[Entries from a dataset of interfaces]
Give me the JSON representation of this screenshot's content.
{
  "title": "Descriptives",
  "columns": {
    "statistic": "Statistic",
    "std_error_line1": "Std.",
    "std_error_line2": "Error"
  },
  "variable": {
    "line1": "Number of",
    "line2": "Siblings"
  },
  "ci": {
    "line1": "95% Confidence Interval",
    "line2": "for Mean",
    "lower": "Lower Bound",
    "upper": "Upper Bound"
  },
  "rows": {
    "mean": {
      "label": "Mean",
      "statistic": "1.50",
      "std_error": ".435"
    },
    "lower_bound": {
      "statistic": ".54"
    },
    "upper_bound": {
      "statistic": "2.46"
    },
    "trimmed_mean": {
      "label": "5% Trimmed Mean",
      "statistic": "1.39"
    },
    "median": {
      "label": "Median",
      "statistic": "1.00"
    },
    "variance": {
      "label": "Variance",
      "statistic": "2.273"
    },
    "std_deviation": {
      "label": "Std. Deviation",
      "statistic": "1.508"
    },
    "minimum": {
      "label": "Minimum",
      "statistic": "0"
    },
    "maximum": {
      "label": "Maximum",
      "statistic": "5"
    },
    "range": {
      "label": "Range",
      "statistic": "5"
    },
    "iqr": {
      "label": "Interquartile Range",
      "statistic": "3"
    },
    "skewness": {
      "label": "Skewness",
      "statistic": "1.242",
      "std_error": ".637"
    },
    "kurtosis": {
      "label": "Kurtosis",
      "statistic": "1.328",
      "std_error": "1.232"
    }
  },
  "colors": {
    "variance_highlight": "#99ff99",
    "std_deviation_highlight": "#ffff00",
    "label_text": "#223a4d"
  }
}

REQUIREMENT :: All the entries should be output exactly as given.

REPLY ::
Give me the JSON representation of this screenshot's content.
{
  "title": "Descriptives",
  "columns": {
    "statistic": "Statistic",
    "std_error_line1": "Std.",
    "std_error_line2": "Error"
  },
  "variable": {
    "line1": "Number of",
    "line2": "Siblings"
  },
  "ci": {
    "line1": "95% Confidence Interval",
    "line2": "for Mean",
    "lower": "Lower Bound",
    "upper": "Upper Bound"
  },
  "rows": {
    "mean": {
      "label": "Mean",
      "statistic": "1.50",
      "std_error": ".435"
    },
    "lower_bound": {
      "statistic": ".54"
    },
    "upper_bound": {
      "statistic": "2.46"
    },
    "trimmed_mean": {
      "label": "5% Trimmed Mean",
      "statistic": "1.39"
    },
    "median": {
      "label": "Median",
      "statistic": "1.00"
    },
    "variance": {
      "label": "Variance",
      "statistic": "2.273"
    },
    "std_deviation": {
      "label": "Std. Deviation",
      "statistic": "1.508"
    },
    "minimum": {
      "label": "Minimum",
      "statistic": "0"
    },
    "maximum": {
      "label": "Maximum",
      "statistic": "5"
    },
    "range": {
      "label": "Range",
      "statistic": "5"
    },
    "iqr": {
      "label": "Interquartile Range",
      "statistic": "3"
    },
    "skewness": {
      "label": "Skewness",
      "statistic": "1.242",
      "std_error": ".637"
    },
    "kurtosis": {
      "label": "Kurtosis",
      "statistic": "1.328",
      "std_error": "1.232"
    }
  },
  "colors": {
    "variance_highlight": "#99ff99",
    "std_deviation_highlight": "#ffff00",
    "label_text": "#223a4d"
  }
}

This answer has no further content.